US20020043499A1 (en) Composite matrices with interstitial polymer networks
Zhang et al. Synthesis and characteristics of tyrosine imprinted beads via suspension polymerization
Friebe et al. Cylindrical pores responding to two different stimuli via surface-initiated atom transfer radical polymerization for synthesis of grafted diblock copolymers
US6759488B1 (en) Molecularly imprinted polymers grafted on solid supports
US6805793B2 (en) Separatory material with the use of stimulus-responsive polymer and separation method by using the separatory material

Legal Events

Date Code Title Description
AL Designated countries for regional patents

Kind code of ref document: A1

Designated state(s): GM KE LS MW MZ NA SD SL SZ TZ UG ZM ZW AM AZ BY KG KZ MD RU TJ TM AT BE BG CH CY CZ DE DK EE ES FI FR GB GR HU IE IS IT LT LU MC NL PL PT RO SE SI SK TR BF BJ CF CG CI CM GA GN GQ GW ML MR NE SN TD TG

AK Designated states

Kind code of ref document: A1

Designated state(s): AE AG AL AM AT AU AZ BA BB BG BR BW BY BZ CA CH CN CO CR CU CZ DE DK DM DZ EC EE EG ES FI GB GD GE GH GM HR HU ID IL IN IS JP KE KG KP KR KZ LC LK LR LS LT LU LV MA MD MG MK MN MW MX MZ NA NI NO NZ OM PG PH PL PT RO RU SC SD SE SG SK SL SM SY TJ TM TN TR TT TZ UA UG US UZ VC VN YU ZA ZM ZW

DPEN Request for preliminary examination filed prior to expiration of 19th month from priority date (pct application filed from 20040101)
121 Ep: the epo has been informed by wipo that ep was designated in this application
WWE Wipo information: entry into national phase

Ref document number: 2005231226

Country of ref document: AU

WWE Wipo information: entry into national phase

Ref document number: 2559777

Country of ref document: CA

Ref document number: 5214/DELNP/2006

Country of ref document: IN

WWE Wipo information: entry into national phase

Ref document number: 10592807

Country of ref document: US

Ref document number: 2007193954

Country of ref document: US

WWE Wipo information: entry into national phase

Ref document number: 2005722293

Country of ref document: EP

ENP Entry into the national phase in:

Ref document number: 2005231226

Country of ref document: AU

Date of ref document: 20050331

Kind code of ref document: A

WWP Wipo information: published in national office

Ref document number: 2005231226

Country of ref document: AU

WWE Wipo information: entry into national phase

Ref document number: 2007507271

Country of ref document: JP

NENP Non-entry into the national phase in:

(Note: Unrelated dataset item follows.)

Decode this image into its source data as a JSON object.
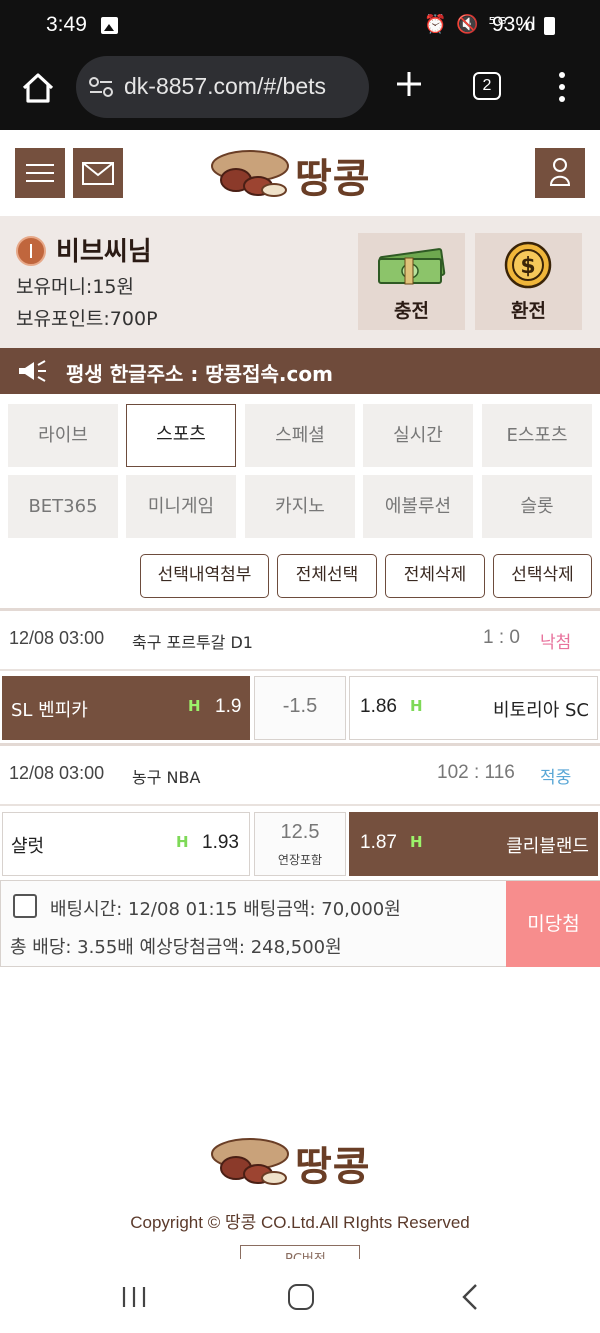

Ref country code: DE

WWW Wipo information: withdrawn in national office

Ref document number: DE

WWE Wipo information: entry into national phase

Ref document number: 200580012127.4

Country of ref document: CN

WWP Wipo information: published in national office

Ref document number: 2005722293

Country of ref document: EP

WWP Wipo information: published in national office

Ref document number: 10592807

Country of ref document: US